What the exercise asks: Repeat every entry word for word, skipping the pictures.
┌─ Source information
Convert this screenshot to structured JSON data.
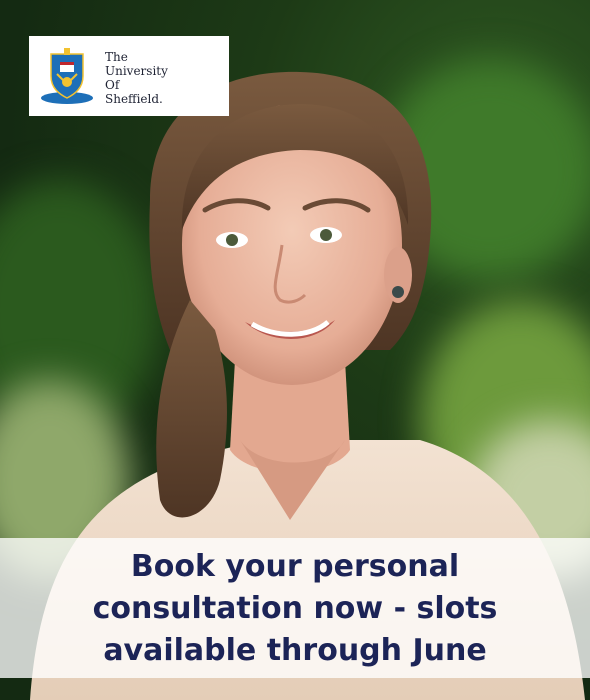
{
  "brand": {
    "name_lines": [
      "The",
      "University",
      "Of",
      "Sheffield."
    ],
    "colors": {
      "navy": "#1c2457",
      "crest_blue": "#1d6fb8",
      "crest_gold": "#f2c230",
      "crest_red": "#c0272d"
    }
  },
  "banner": {
    "lines": [
      "Book your personal",
      "consultation now - slots",
      "available through June"
    ],
    "colors": {
      "text": "#1c2457",
      "background": "#ffffff"
    }
  },
  "photo": {
    "subject": "smiling-woman-portrait"
  }
}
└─
Answer for the task:
Convert this screenshot to structured JSON data.
{
  "brand": {
    "name_lines": [
      "The",
      "University",
      "Of",
      "Sheffield."
    ],
    "colors": {
      "navy": "#1c2457",
      "crest_blue": "#1d6fb8",
      "crest_gold": "#f2c230",
      "crest_red": "#c0272d"
    }
  },
  "banner": {
    "lines": [
      "Book your personal",
      "consultation now - slots",
      "available through June"
    ],
    "colors": {
      "text": "#1c2457",
      "background": "#ffffff"
    }
  },
  "photo": {
    "subject": "smiling-woman-portrait"
  }
}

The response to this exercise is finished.